Because pigs are unable to sweat, they regulate their body temperature through bathing, rolling on cool earth or wallowing. Pigs raised in intensive farming have no opportunity to act out this instinctive behavior. Out of necessity, they try to cool down by splashing their drinking water or by wallowing in their own feces or urine.

Moreover, the combination of the overly warm climate in pig sheds and the increased level of ammonia gas in the air produced by excrement, poses a high health risk for farmed pigs. Cardiovascular problems and respiratory diseases, such as pneumonia, are not uncommon. 

In addition, these animals rely on suitable opportunities to scratch. Rubbing removes mud, excrement and parasites. Conditions in intensive farming offer no or completely inadequate facilities for scratching. Permanent itching and unrelieved instincts such as the need to wallow, produce a high level of frustration that often leads to increased aggressiveness towards others in the sty. 

Indicators of well-being

The appearance or absence of certain behaviors can inform the schooled eye about whether a form of farming satisfies the basic needs of an animal and can be described as suited to that species. Extensive playing, for example, is a good indicator for positive conditions. Piglets have a particularly strong urge to play, which they love to do in the near-natural conditions of free-range farms. Intensive farming offers neither the space nor adequate opportunities for the piglets to occupy themselves.    

The category of 'comfort behavior' includes actions that can be attributed to the sphere of 'body care'.  It also encompasses behaviors that express a sense of comfort, agree-ability, sociability and relaxation (for example: yawning, stretching, nesting). But caution is required when assessing comfort behavior. Some gestures such as yawning, stretching or scratching can indicate a switch in behavior triggered by a conflict or hostile situation. When assessing an animal, it is always important to take the whole behavioral context into account. Stereotypical behaviors, self-mutilation, apathy or exaggeratedly aggressive behavior culminating in cannibalism are indicators of inadequate conditions.  

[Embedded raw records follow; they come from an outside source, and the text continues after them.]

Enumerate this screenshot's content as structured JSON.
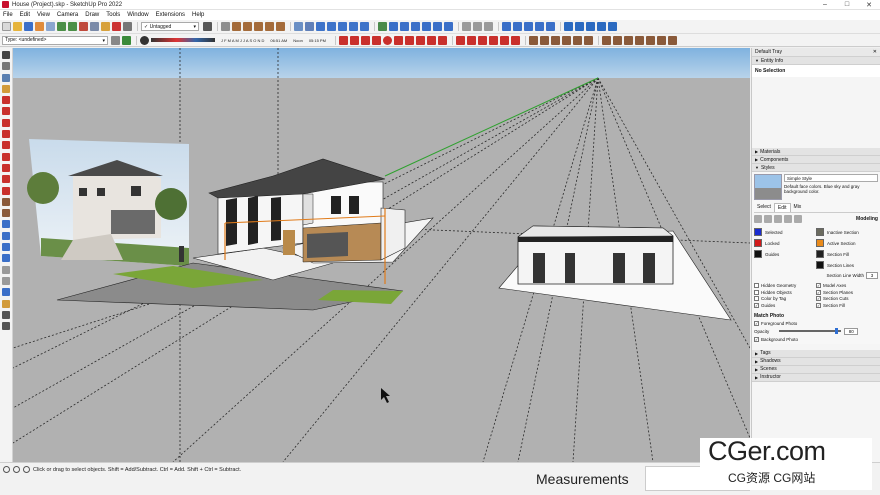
{
  "window": {
    "title": "House (Project).skp - SketchUp Pro 2022",
    "minimize": "–",
    "maximize": "□",
    "close": "✕"
  },
  "menu": [
    "File",
    "Edit",
    "View",
    "Camera",
    "Draw",
    "Tools",
    "Window",
    "Extensions",
    "Help"
  ],
  "toolbar": {
    "tag_select": "✓ Untagged",
    "type_select": "Type: <undefined>",
    "months": "J F M A M J J A S O N D",
    "time_start": "06:51 AM",
    "noon": "Noon",
    "time_end": "05:15 PM"
  },
  "tray": {
    "title": "Default Tray",
    "close": "✕",
    "entity_info": {
      "title": "Entity Info",
      "selection": "No Selection"
    },
    "materials": "Materials",
    "components": "Components",
    "styles": {
      "title": "Styles",
      "name": "Simple Style",
      "description": "Default face colors. Blue sky and gray background color.",
      "tabs": [
        "Select",
        "Edit",
        "Mix"
      ],
      "mode": "Modeling",
      "colors_left": [
        {
          "label": "Selected",
          "color": "#1a2ccf"
        },
        {
          "label": "Locked",
          "color": "#d11a1a"
        },
        {
          "label": "Guides",
          "color": "#111111"
        }
      ],
      "colors_right": [
        {
          "label": "Inactive Section",
          "color": "#6b6b5f"
        },
        {
          "label": "Active Section",
          "color": "#e98a1a"
        },
        {
          "label": "Section Fill",
          "color": "#222222"
        },
        {
          "label": "Section Lines",
          "color": "#111111"
        }
      ],
      "section_line_width_label": "Section Line Width",
      "section_line_width": "3",
      "checkboxes_left": [
        {
          "label": "Hidden Geometry",
          "checked": false
        },
        {
          "label": "Hidden Objects",
          "checked": false
        },
        {
          "label": "Color by Tag",
          "checked": false
        },
        {
          "label": "Guides",
          "checked": true
        }
      ],
      "checkboxes_right": [
        {
          "label": "Model Axes",
          "checked": true
        },
        {
          "label": "Section Planes",
          "checked": true
        },
        {
          "label": "Section Cuts",
          "checked": true
        },
        {
          "label": "Section Fill",
          "checked": true
        }
      ],
      "match_photo": {
        "title": "Match Photo",
        "foreground": "Foreground Photo",
        "opacity_label": "Opacity",
        "opacity": "80",
        "background": "Background Photo"
      }
    },
    "tags": "Tags",
    "shadows": "Shadows",
    "scenes": "Scenes",
    "instructor": "Instructor"
  },
  "status": {
    "text": "Click or drag to select objects. Shift = Add/Subtract. Ctrl = Add. Shift + Ctrl = Subtract.",
    "measurements_label": "Measurements",
    "watermark_main": "CGer.com",
    "watermark_sub": "CG资源 CG网站"
  }
}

Pigs bred in intensive farming very often demonstrate stereotypical behavior. This includes, for example, bar biting, sham chewing, and attempts at foraging. Apathy and excessive aggressiveness caused by permanent stress and a lack of withdrawal opportunities are very common.